Strategic (Corporate) Social Responsibility
|Professorship/Faculty:||Fakultät Sozial- und Wirtschaftswissenschaften: Abschlussarbeiten ; Economic Theory|
|Publisher Information:||Bamberg : Otto-Friedrich-Universität|
|Year of publication:||2021|
|Supervisor(s):||Sahm, Marco ; Herold, Florian|
|Year of first publication:||2020|
Kumulative Dissertation, Otto-Friedrich-Universität Bamberg, 2020
|Licence:||German Act on Copyright|
Corporate Social Responsibility (CSR) has become a common concern for many firms as well as their customers. The term refers to all social and environmentally friendly activities of a firm beyond its legal requirements. This dissertation focuses on the strategic use of (corporate) social responsibility by firms and individuals and its economic implications.
In chapters 2,3, and 4, Marco Sahm and I investigate CSR in a theoretical framework. We model CSR as a weight on consumer surplus in firms' objective function. The general decision structure is the same in all three chapters. A firm first strategically chooses the CSR level which maximizes its profit and then it maximizes the resulting objective function in order to choose its output quantity. We solve by backward induction.
In chapter 2, we examine the strategic use of CSR in imperfectly competitive markets. First, we consider Cournot competition and show that the endogenous level of CSR is positive for any given number of firms. However, positive CSR levels imply smaller equilibrium profits. Second, we find that an incumbent monopolist can use CSR as an entry deterrent. Both results indicate that CSR may increase market concentration. Finally, we show that CSR levels decrease as the degree of product heterogeneity increases in Cournot competition and are zero in Bertrand Competition.
In chapter 3, we examine Cournot competition between two firms that differ in their marginal costs of production. We show that the more efficient firm chooses a higher CSR level, reinforcing its dominant position. If there are sufficiently large fixed costs of CSR, only the more efficient firm will engage in CSR.
In chapter 4, we compare the strategic potential of CSR and Customer Orientation (CO) as commitments to larger quantities in Cournot competition, modeled as a multi-stage game. First, in addition to profits, firms can choose to care for the surplus of either all consumers (CSR) or their own customers only (CO). Second, they decide upon the weight of this additional objective. We find that firms prefer to care for all consumers, choosing positive levels of CSR. This result provides an explanation for the recent shift in corporate culture from CO to CSR.
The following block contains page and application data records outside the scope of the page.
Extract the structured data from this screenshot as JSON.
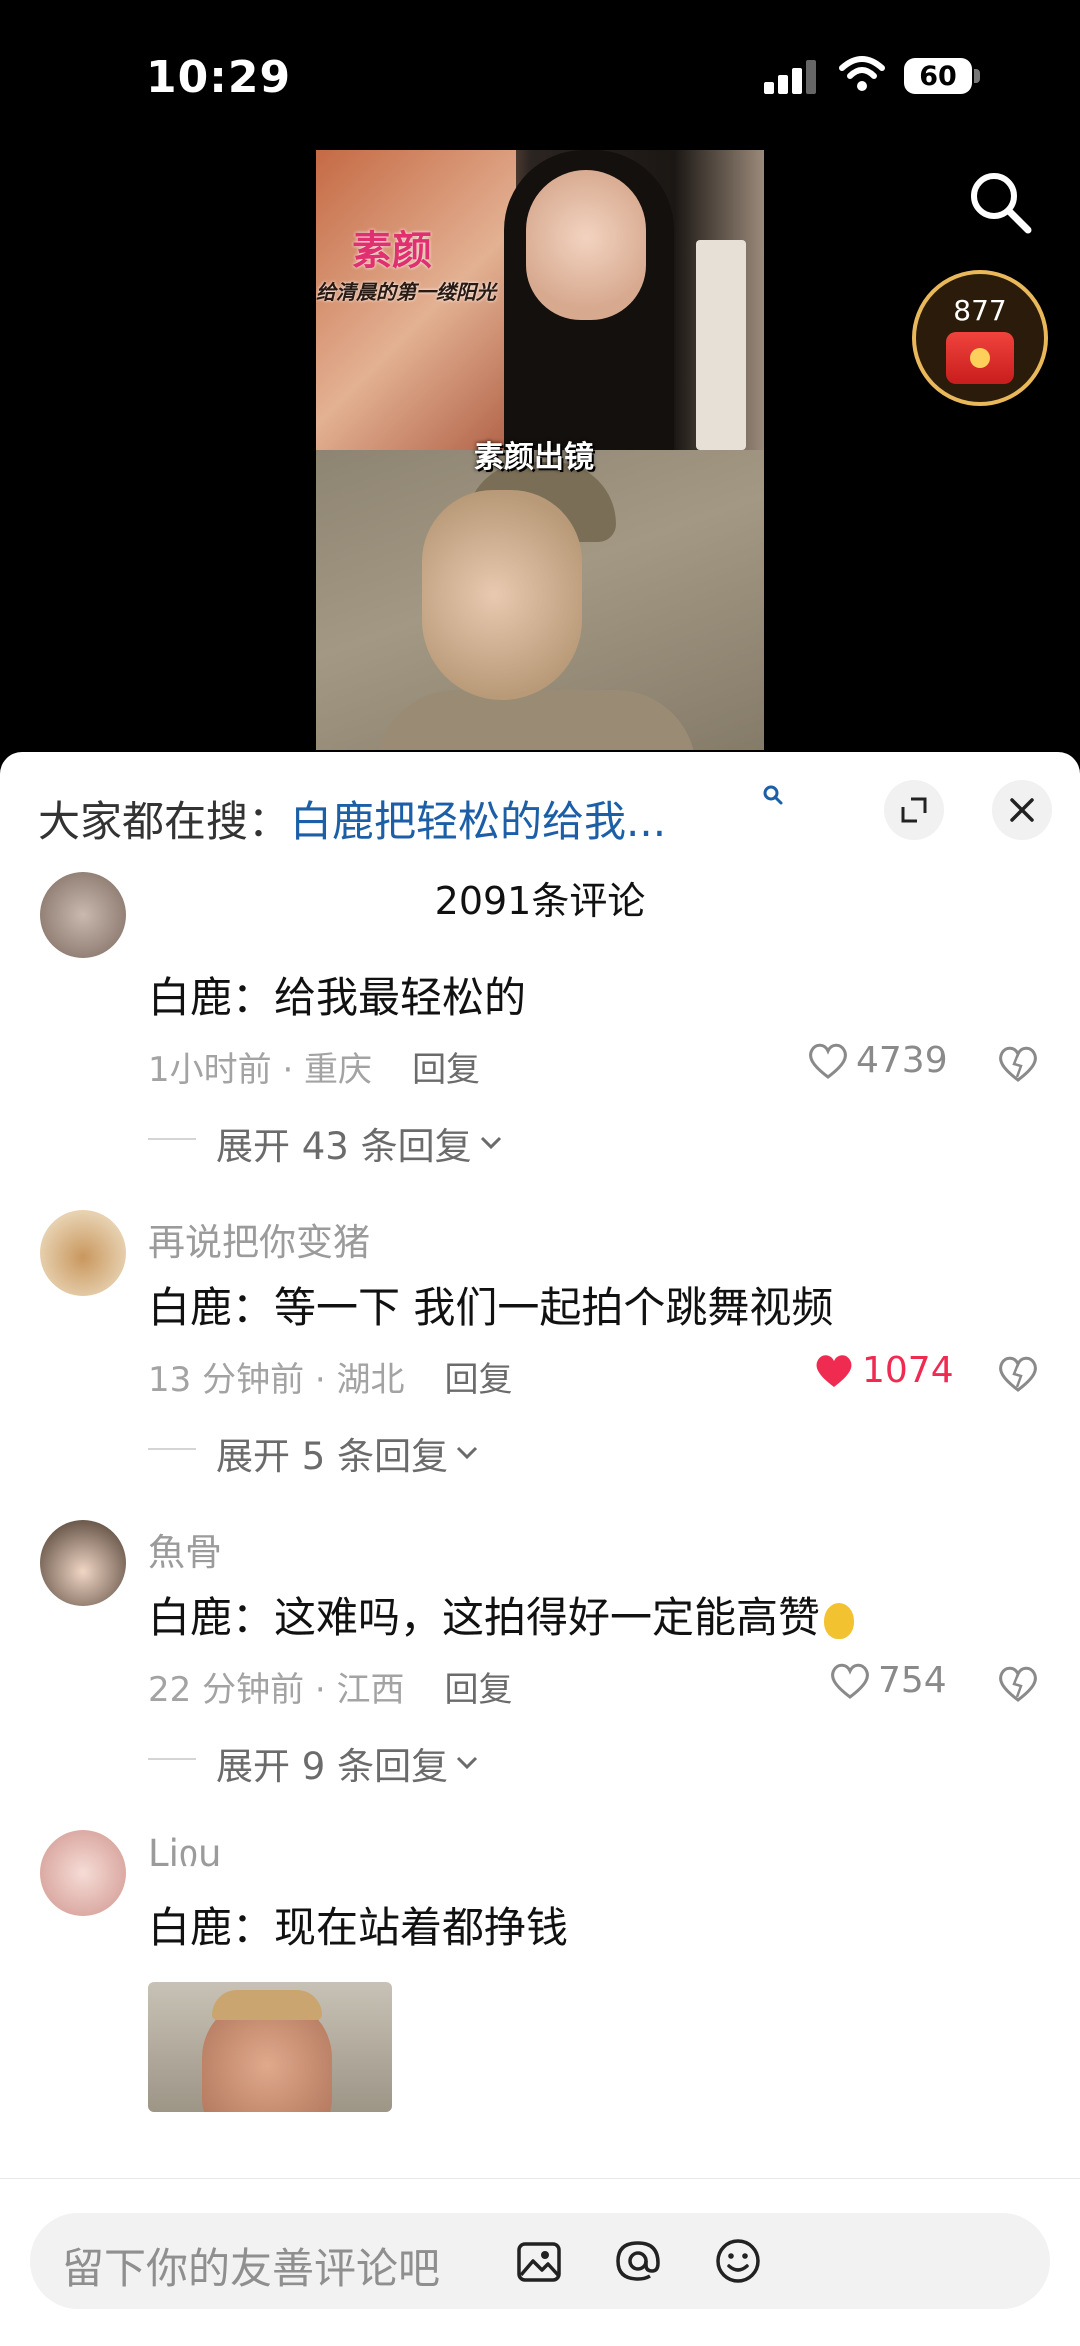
{
  "status_bar": {
    "time": "10:29",
    "battery": "60"
  },
  "video": {
    "overlay_title": "素颜",
    "overlay_subtitle": "给清晨的第一缕阳光",
    "overlay_caption": "素颜出镜"
  },
  "redpacket": {
    "count": "877"
  },
  "sheet": {
    "trend_label": "大家都在搜：",
    "trend_query": "白鹿把轻松的给我...",
    "comment_count": "2091条评论"
  },
  "comments": [
    {
      "user": "",
      "text": "白鹿：给我最轻松的",
      "time_location": "1小时前 · 重庆",
      "reply": "回复",
      "likes": "4739",
      "liked": false,
      "expand": "展开 43 条回复"
    },
    {
      "user": "再说把你变猪",
      "text": "白鹿：等一下 我们一起拍个跳舞视频",
      "time_location": "13 分钟前 · 湖北",
      "reply": "回复",
      "likes": "1074",
      "liked": true,
      "expand": "展开 5 条回复"
    },
    {
      "user": "魚骨",
      "text": "白鹿：这难吗，这拍得好一定能高赞",
      "time_location": "22 分钟前 · 江西",
      "reply": "回复",
      "likes": "754",
      "liked": false,
      "expand": "展开 9 条回复"
    },
    {
      "user": "Liიu",
      "text": "白鹿：现在站着都挣钱"
    }
  ],
  "input": {
    "placeholder": "留下你的友善评论吧"
  },
  "colors": {
    "accent_blue": "#1d5fa7",
    "like_red": "#ef2b52"
  }
}
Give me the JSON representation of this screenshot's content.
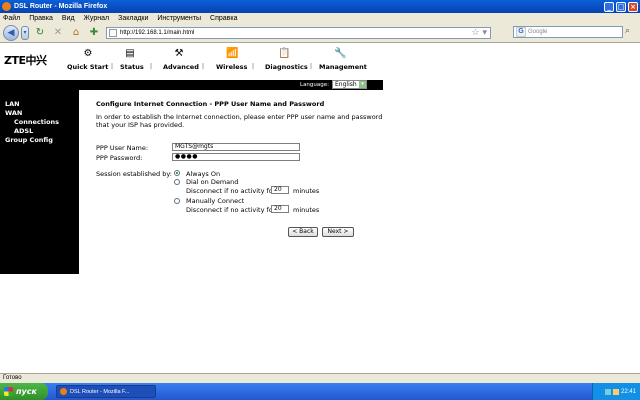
{
  "window": {
    "title": "DSL Router - Mozilla Firefox"
  },
  "menu": [
    "Файл",
    "Правка",
    "Вид",
    "Журнал",
    "Закладки",
    "Инструменты",
    "Справка"
  ],
  "toolbar": {
    "url": "http://192.168.1.1/main.html",
    "search_placeholder": "Google"
  },
  "header": {
    "logo": "ZTE中兴",
    "nav": [
      "Quick Start",
      "Status",
      "Advanced",
      "Wireless",
      "Diagnostics",
      "Management"
    ],
    "language_label": "Language:",
    "language_value": "English"
  },
  "sidebar": {
    "items": [
      "LAN",
      "WAN",
      "Connections",
      "ADSL",
      "Group Config"
    ]
  },
  "content": {
    "title": "Configure Internet Connection - PPP User Name and Password",
    "intro": "In order to establish the Internet connection, please enter PPP user name and password that your ISP has provided.",
    "username_label": "PPP User Name:",
    "username_value": "MGTS@mgts",
    "password_label": "PPP Password:",
    "password_value": "●●●●",
    "session_label": "Session established by:",
    "opt_always": "Always On",
    "opt_demand": "Dial on Demand",
    "opt_demand_sub": "Disconnect if no activity for",
    "opt_demand_value": "20",
    "opt_manual": "Manually Connect",
    "opt_manual_sub": "Disconnect if no activity for",
    "opt_manual_value": "20",
    "minutes": "minutes",
    "back_label": "< Back",
    "next_label": "Next >"
  },
  "status": {
    "text": "Готово"
  },
  "taskbar": {
    "start": "пуск",
    "task": "DSL Router - Mozilla F...",
    "time": "22:41"
  }
}
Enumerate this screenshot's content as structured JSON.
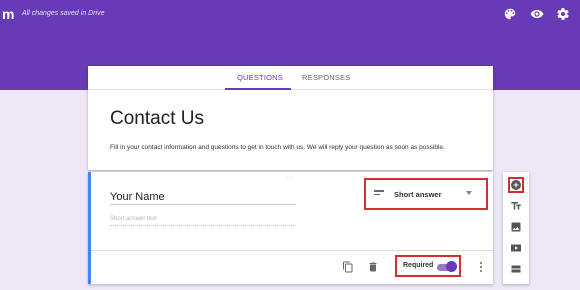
{
  "header": {
    "logo": "m",
    "save_status": "All changes saved in Drive",
    "icons": [
      "palette-icon",
      "preview-eye-icon",
      "settings-gear-icon"
    ]
  },
  "tabs": [
    {
      "label": "QUESTIONS",
      "active": true
    },
    {
      "label": "RESPONSES",
      "active": false
    }
  ],
  "form": {
    "title": "Contact Us",
    "description": "Fill in your contact information and questions to get in touch with us. We will reply your question as soon as possible."
  },
  "question": {
    "drag_handle": ":::",
    "title": "Your Name",
    "answer_placeholder": "Short answer text",
    "type": "Short answer",
    "required_label": "Required",
    "required": true,
    "actions": [
      "duplicate-icon",
      "delete-icon",
      "more-vert-icon"
    ]
  },
  "side_toolbar": {
    "tools": [
      "add-question-icon",
      "add-title-icon",
      "add-image-icon",
      "add-video-icon",
      "add-section-icon"
    ]
  },
  "colors": {
    "header": "#673ab7",
    "background": "#ede7f6",
    "highlight_box": "#d32f2f",
    "accent": "#673ab7",
    "question_border": "#4285f4"
  }
}
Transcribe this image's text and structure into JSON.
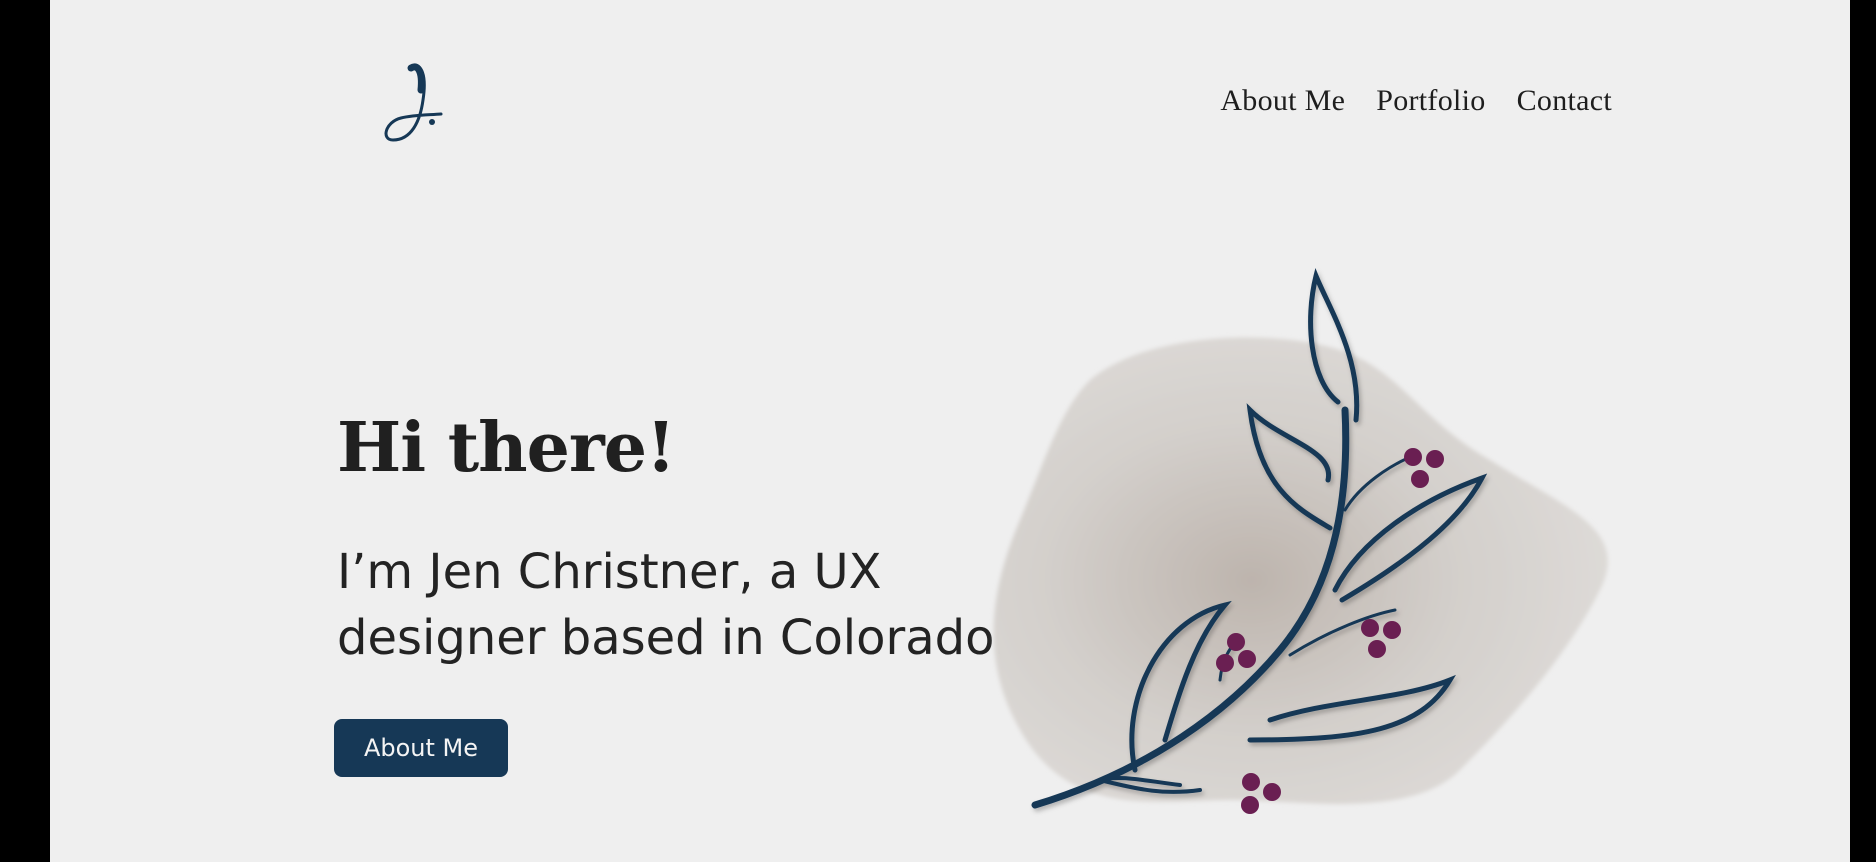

Chapter 5 aims at identifying the strategic social responsibility of individuals. I conduct a laboratory experiment with three treatments: a regular ultimatum game (Baseline treatment) and two three-party ultimatum games with an NGO (NGO treatment) and a third person (TP treatment) as third party, respectively. I find that proposers in the three-party treatments allocate positive amounts to the third party. I show that proposers do not exclusively follow social preferences, but also strategic motives play a role when giving to the third party. In addition, responders are more willing to accept a proposal the higher the proposed share for the third party suggesting potential for strategic social responsibility. Proposers in the TP treatment can improve their relative payoffs compared to payoffs in the Baseline treatment by behaving strategically socially towards the third
|SWD Keywords:||Corporate Social Responsibility ; Strategisches Management ; Kundenorientierung ; Wettbewerbsstrategie|
|Keywords:||Corporate Social Responsibility, Strategic Delegation, Cournot Competition, Entry Deterrence, Customer Orientation, Ultimatum Game, Experiment|
|DDC Classification:||650 Management & public relations|
|RVK Classification:||QP 150|
|Release Date:||30. March 2021|